(DATASET CONTENT)
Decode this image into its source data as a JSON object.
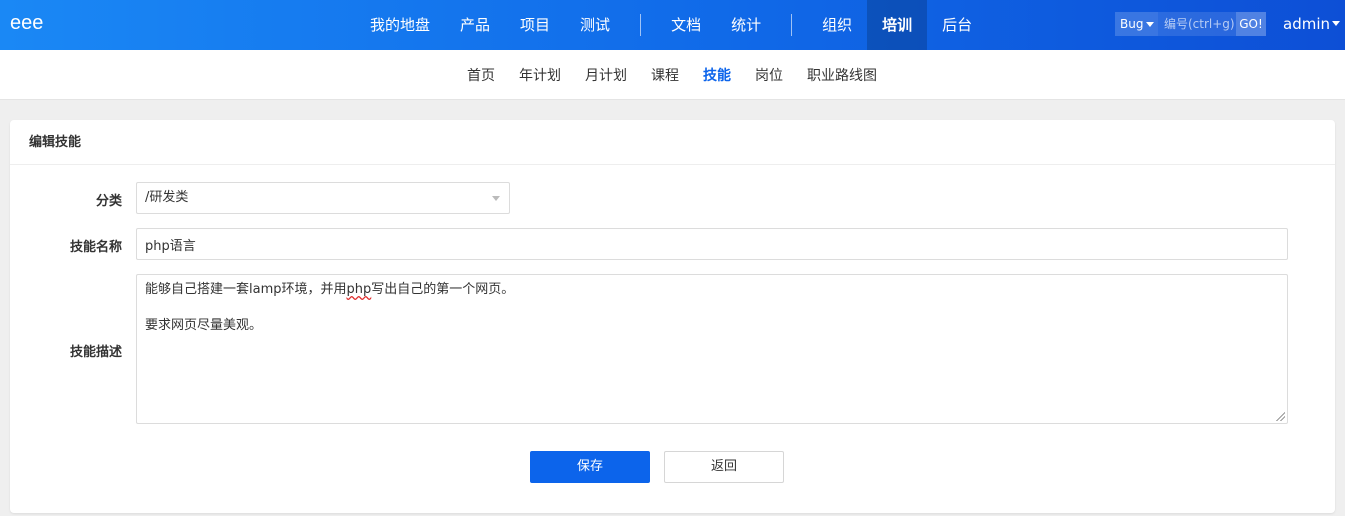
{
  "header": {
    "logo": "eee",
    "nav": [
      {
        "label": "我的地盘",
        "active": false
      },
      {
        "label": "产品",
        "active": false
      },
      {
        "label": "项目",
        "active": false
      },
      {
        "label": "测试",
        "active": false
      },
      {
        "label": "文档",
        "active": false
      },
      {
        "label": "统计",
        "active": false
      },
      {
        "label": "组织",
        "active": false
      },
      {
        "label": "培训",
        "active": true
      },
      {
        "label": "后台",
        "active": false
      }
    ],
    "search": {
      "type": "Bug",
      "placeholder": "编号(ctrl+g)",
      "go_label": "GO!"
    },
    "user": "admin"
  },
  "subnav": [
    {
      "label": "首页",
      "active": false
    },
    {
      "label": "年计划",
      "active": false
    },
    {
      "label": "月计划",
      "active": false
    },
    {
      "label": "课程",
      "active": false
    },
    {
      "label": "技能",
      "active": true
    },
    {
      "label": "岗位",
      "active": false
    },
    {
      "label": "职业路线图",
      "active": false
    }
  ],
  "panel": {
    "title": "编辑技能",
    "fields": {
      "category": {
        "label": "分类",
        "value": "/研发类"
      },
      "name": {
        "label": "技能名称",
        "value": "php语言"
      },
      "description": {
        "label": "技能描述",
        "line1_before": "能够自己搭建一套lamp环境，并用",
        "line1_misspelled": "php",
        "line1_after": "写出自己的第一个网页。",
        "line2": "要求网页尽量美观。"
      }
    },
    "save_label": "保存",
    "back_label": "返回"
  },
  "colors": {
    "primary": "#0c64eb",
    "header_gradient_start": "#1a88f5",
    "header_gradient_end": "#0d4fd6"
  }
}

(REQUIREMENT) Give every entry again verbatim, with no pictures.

(WRITTEN ANSWER)
Decode this image into its source data as a JSON object.
{
  "header": {
    "logo": "eee",
    "nav": [
      {
        "label": "我的地盘",
        "active": false
      },
      {
        "label": "产品",
        "active": false
      },
      {
        "label": "项目",
        "active": false
      },
      {
        "label": "测试",
        "active": false
      },
      {
        "label": "文档",
        "active": false
      },
      {
        "label": "统计",
        "active": false
      },
      {
        "label": "组织",
        "active": false
      },
      {
        "label": "培训",
        "active": true
      },
      {
        "label": "后台",
        "active": false
      }
    ],
    "search": {
      "type": "Bug",
      "placeholder": "编号(ctrl+g)",
      "go_label": "GO!"
    },
    "user": "admin"
  },
  "subnav": [
    {
      "label": "首页",
      "active": false
    },
    {
      "label": "年计划",
      "active": false
    },
    {
      "label": "月计划",
      "active": false
    },
    {
      "label": "课程",
      "active": false
    },
    {
      "label": "技能",
      "active": true
    },
    {
      "label": "岗位",
      "active": false
    },
    {
      "label": "职业路线图",
      "active": false
    }
  ],
  "panel": {
    "title": "编辑技能",
    "fields": {
      "category": {
        "label": "分类",
        "value": "/研发类"
      },
      "name": {
        "label": "技能名称",
        "value": "php语言"
      },
      "description": {
        "label": "技能描述",
        "line1_before": "能够自己搭建一套lamp环境，并用",
        "line1_misspelled": "php",
        "line1_after": "写出自己的第一个网页。",
        "line2": "要求网页尽量美观。"
      }
    },
    "save_label": "保存",
    "back_label": "返回"
  },
  "colors": {
    "primary": "#0c64eb",
    "header_gradient_start": "#1a88f5",
    "header_gradient_end": "#0d4fd6"
  }
}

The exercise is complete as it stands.